Source data Start Marker
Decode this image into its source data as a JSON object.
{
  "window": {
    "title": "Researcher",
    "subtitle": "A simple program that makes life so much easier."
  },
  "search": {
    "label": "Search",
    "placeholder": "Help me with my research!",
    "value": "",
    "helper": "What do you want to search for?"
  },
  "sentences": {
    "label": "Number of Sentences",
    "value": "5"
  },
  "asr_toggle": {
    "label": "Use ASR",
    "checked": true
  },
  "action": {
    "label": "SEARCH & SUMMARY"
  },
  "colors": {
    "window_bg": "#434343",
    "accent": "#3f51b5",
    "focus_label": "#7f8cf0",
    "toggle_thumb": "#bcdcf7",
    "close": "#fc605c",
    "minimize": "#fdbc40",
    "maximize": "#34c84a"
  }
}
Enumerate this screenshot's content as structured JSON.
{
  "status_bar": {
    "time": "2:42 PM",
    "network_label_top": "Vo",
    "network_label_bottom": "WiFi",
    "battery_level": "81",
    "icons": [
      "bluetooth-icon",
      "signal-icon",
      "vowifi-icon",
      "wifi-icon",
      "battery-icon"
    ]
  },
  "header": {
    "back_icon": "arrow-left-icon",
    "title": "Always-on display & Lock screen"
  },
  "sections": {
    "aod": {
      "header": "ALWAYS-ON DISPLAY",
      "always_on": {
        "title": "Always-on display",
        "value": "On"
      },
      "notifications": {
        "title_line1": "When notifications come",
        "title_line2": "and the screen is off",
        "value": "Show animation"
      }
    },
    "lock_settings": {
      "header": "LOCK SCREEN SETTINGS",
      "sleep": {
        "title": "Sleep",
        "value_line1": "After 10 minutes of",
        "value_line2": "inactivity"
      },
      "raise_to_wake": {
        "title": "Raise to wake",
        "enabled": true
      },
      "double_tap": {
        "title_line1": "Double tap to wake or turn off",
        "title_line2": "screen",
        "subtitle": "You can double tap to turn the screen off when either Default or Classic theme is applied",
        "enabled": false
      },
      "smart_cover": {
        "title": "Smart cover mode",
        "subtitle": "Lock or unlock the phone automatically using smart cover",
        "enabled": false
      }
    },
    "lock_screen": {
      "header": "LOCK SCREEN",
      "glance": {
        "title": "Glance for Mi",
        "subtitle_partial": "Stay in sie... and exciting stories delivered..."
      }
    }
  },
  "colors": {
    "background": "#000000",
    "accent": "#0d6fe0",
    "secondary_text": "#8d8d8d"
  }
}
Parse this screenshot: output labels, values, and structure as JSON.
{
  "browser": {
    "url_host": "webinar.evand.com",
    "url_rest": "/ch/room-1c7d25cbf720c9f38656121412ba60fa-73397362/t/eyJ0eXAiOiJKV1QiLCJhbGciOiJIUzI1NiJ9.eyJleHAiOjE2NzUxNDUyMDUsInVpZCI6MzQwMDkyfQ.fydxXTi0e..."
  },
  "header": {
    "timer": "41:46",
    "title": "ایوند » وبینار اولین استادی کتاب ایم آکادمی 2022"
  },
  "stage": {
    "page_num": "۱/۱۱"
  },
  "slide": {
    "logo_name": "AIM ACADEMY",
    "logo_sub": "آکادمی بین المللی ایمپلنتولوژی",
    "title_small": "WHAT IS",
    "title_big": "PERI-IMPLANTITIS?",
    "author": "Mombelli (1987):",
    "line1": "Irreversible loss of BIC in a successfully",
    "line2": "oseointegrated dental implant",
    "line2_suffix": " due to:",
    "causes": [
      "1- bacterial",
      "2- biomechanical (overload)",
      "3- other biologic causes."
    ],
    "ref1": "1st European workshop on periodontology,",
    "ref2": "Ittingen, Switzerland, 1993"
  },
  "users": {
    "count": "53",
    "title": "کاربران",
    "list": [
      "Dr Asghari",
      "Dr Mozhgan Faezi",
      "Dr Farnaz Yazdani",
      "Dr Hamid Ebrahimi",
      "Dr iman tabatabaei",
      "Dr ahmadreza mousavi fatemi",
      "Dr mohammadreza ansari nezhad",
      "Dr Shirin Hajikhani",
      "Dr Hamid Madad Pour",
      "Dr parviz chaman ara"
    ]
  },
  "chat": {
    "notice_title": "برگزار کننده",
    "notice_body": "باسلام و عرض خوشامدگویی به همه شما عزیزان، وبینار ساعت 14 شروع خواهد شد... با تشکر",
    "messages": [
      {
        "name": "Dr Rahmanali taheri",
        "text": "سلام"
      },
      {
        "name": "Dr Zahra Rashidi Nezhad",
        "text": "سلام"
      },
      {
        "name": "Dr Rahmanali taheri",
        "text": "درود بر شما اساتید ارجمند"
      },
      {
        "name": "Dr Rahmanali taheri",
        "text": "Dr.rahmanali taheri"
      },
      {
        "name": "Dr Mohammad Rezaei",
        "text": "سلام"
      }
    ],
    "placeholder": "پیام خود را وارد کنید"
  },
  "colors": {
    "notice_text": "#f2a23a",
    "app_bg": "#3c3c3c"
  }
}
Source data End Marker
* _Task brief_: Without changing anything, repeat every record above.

* _Answer to the problem_:
Decode this image into its source data as a JSON object.
{
  "window": {
    "title": "Researcher",
    "subtitle": "A simple program that makes life so much easier."
  },
  "search": {
    "label": "Search",
    "placeholder": "Help me with my research!",
    "value": "",
    "helper": "What do you want to search for?"
  },
  "sentences": {
    "label": "Number of Sentences",
    "value": "5"
  },
  "asr_toggle": {
    "label": "Use ASR",
    "checked": true
  },
  "action": {
    "label": "SEARCH & SUMMARY"
  },
  "colors": {
    "window_bg": "#434343",
    "accent": "#3f51b5",
    "focus_label": "#7f8cf0",
    "toggle_thumb": "#bcdcf7",
    "close": "#fc605c",
    "minimize": "#fdbc40",
    "maximize": "#34c84a"
  }
}
Enumerate this screenshot's content as structured JSON.
{
  "status_bar": {
    "time": "2:42 PM",
    "network_label_top": "Vo",
    "network_label_bottom": "WiFi",
    "battery_level": "81",
    "icons": [
      "bluetooth-icon",
      "signal-icon",
      "vowifi-icon",
      "wifi-icon",
      "battery-icon"
    ]
  },
  "header": {
    "back_icon": "arrow-left-icon",
    "title": "Always-on display & Lock screen"
  },
  "sections": {
    "aod": {
      "header": "ALWAYS-ON DISPLAY",
      "always_on": {
        "title": "Always-on display",
        "value": "On"
      },
      "notifications": {
        "title_line1": "When notifications come",
        "title_line2": "and the screen is off",
        "value": "Show animation"
      }
    },
    "lock_settings": {
      "header": "LOCK SCREEN SETTINGS",
      "sleep": {
        "title": "Sleep",
        "value_line1": "After 10 minutes of",
        "value_line2": "inactivity"
      },
      "raise_to_wake": {
        "title": "Raise to wake",
        "enabled": true
      },
      "double_tap": {
        "title_line1": "Double tap to wake or turn off",
        "title_line2": "screen",
        "subtitle": "You can double tap to turn the screen off when either Default or Classic theme is applied",
        "enabled": false
      },
      "smart_cover": {
        "title": "Smart cover mode",
        "subtitle": "Lock or unlock the phone automatically using smart cover",
        "enabled": false
      }
    },
    "lock_screen": {
      "header": "LOCK SCREEN",
      "glance": {
        "title": "Glance for Mi",
        "subtitle_partial": "Stay in sie... and exciting stories delivered..."
      }
    }
  },
  "colors": {
    "background": "#000000",
    "accent": "#0d6fe0",
    "secondary_text": "#8d8d8d"
  }
}
Parse this screenshot: output labels, values, and structure as JSON.
{
  "browser": {
    "url_host": "webinar.evand.com",
    "url_rest": "/ch/room-1c7d25cbf720c9f38656121412ba60fa-73397362/t/eyJ0eXAiOiJKV1QiLCJhbGciOiJIUzI1NiJ9.eyJleHAiOjE2NzUxNDUyMDUsInVpZCI6MzQwMDkyfQ.fydxXTi0e..."
  },
  "header": {
    "timer": "41:46",
    "title": "ایوند » وبینار اولین استادی کتاب ایم آکادمی 2022"
  },
  "stage": {
    "page_num": "۱/۱۱"
  },
  "slide": {
    "logo_name": "AIM ACADEMY",
    "logo_sub": "آکادمی بین المللی ایمپلنتولوژی",
    "title_small": "WHAT IS",
    "title_big": "PERI-IMPLANTITIS?",
    "author": "Mombelli (1987):",
    "line1": "Irreversible loss of BIC in a successfully",
    "line2": "oseointegrated dental implant",
    "line2_suffix": " due to:",
    "causes": [
      "1- bacterial",
      "2- biomechanical (overload)",
      "3- other biologic causes."
    ],
    "ref1": "1st European workshop on periodontology,",
    "ref2": "Ittingen, Switzerland, 1993"
  },
  "users": {
    "count": "53",
    "title": "کاربران",
    "list": [
      "Dr Asghari",
      "Dr Mozhgan Faezi",
      "Dr Farnaz Yazdani",
      "Dr Hamid Ebrahimi",
      "Dr iman tabatabaei",
      "Dr ahmadreza mousavi fatemi",
      "Dr mohammadreza ansari nezhad",
      "Dr Shirin Hajikhani",
      "Dr Hamid Madad Pour",
      "Dr parviz chaman ara"
    ]
  },
  "chat": {
    "notice_title": "برگزار کننده",
    "notice_body": "باسلام و عرض خوشامدگویی به همه شما عزیزان، وبینار ساعت 14 شروع خواهد شد... با تشکر",
    "messages": [
      {
        "name": "Dr Rahmanali taheri",
        "text": "سلام"
      },
      {
        "name": "Dr Zahra Rashidi Nezhad",
        "text": "سلام"
      },
      {
        "name": "Dr Rahmanali taheri",
        "text": "درود بر شما اساتید ارجمند"
      },
      {
        "name": "Dr Rahmanali taheri",
        "text": "Dr.rahmanali taheri"
      },
      {
        "name": "Dr Mohammad Rezaei",
        "text": "سلام"
      }
    ],
    "placeholder": "پیام خود را وارد کنید"
  },
  "colors": {
    "notice_text": "#f2a23a",
    "app_bg": "#3c3c3c"
  }
}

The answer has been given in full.